Recorded information.
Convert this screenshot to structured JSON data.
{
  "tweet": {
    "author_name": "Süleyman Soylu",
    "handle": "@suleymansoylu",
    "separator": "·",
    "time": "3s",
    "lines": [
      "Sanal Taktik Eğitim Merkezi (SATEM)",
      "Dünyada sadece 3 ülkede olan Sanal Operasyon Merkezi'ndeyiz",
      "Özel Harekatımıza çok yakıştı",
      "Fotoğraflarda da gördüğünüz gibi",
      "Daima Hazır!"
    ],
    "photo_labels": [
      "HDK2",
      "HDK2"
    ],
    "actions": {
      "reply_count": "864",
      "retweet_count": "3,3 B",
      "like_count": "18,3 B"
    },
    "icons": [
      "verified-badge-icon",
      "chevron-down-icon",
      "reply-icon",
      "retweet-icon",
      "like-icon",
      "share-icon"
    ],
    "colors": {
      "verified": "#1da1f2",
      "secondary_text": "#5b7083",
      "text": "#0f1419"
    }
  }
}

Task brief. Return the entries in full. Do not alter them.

Response box.
Convert this screenshot to structured JSON data.
{
  "tweet": {
    "author_name": "Süleyman Soylu",
    "handle": "@suleymansoylu",
    "separator": "·",
    "time": "3s",
    "lines": [
      "Sanal Taktik Eğitim Merkezi (SATEM)",
      "Dünyada sadece 3 ülkede olan Sanal Operasyon Merkezi'ndeyiz",
      "Özel Harekatımıza çok yakıştı",
      "Fotoğraflarda da gördüğünüz gibi",
      "Daima Hazır!"
    ],
    "photo_labels": [
      "HDK2",
      "HDK2"
    ],
    "actions": {
      "reply_count": "864",
      "retweet_count": "3,3 B",
      "like_count": "18,3 B"
    },
    "icons": [
      "verified-badge-icon",
      "chevron-down-icon",
      "reply-icon",
      "retweet-icon",
      "like-icon",
      "share-icon"
    ],
    "colors": {
      "verified": "#1da1f2",
      "secondary_text": "#5b7083",
      "text": "#0f1419"
    }
  }
}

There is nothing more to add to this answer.